## Exercise directions
Copy out each line containing "true" from the entries below.

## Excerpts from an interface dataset
•••

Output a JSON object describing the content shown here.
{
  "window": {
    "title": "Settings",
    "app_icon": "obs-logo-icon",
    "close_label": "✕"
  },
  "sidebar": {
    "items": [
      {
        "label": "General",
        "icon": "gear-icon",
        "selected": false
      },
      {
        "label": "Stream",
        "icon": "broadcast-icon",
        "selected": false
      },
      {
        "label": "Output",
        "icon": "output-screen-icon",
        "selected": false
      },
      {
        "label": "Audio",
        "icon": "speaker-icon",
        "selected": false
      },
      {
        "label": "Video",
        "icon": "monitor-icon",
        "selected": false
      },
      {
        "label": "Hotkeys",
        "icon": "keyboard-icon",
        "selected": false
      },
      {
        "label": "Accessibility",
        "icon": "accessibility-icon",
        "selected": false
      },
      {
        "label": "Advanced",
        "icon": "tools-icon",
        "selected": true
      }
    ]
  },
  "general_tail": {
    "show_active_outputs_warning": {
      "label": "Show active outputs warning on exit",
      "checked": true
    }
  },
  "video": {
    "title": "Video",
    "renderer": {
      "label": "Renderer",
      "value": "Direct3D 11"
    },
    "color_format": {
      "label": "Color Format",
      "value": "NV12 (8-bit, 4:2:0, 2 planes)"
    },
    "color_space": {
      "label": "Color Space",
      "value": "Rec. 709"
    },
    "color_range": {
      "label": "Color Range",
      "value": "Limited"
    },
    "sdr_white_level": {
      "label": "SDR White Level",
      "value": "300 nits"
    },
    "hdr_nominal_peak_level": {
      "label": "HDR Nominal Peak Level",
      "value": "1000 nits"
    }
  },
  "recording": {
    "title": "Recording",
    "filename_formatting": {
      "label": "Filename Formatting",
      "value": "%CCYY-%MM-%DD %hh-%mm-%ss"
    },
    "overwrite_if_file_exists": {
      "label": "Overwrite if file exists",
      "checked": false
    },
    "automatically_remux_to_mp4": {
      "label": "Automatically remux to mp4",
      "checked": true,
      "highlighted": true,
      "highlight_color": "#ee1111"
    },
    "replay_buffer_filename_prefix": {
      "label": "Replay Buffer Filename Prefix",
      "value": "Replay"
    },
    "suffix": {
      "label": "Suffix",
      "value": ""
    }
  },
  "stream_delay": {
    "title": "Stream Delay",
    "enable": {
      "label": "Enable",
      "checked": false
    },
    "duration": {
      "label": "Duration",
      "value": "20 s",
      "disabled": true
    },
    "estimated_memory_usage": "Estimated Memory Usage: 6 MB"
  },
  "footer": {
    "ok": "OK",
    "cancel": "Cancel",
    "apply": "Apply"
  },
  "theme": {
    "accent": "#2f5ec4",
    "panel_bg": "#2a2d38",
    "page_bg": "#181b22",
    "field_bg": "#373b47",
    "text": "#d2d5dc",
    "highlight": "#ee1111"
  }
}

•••

## Output
        "selected": true
      "checked": true
      "checked": true,
      "highlighted": true,
      "disabled": true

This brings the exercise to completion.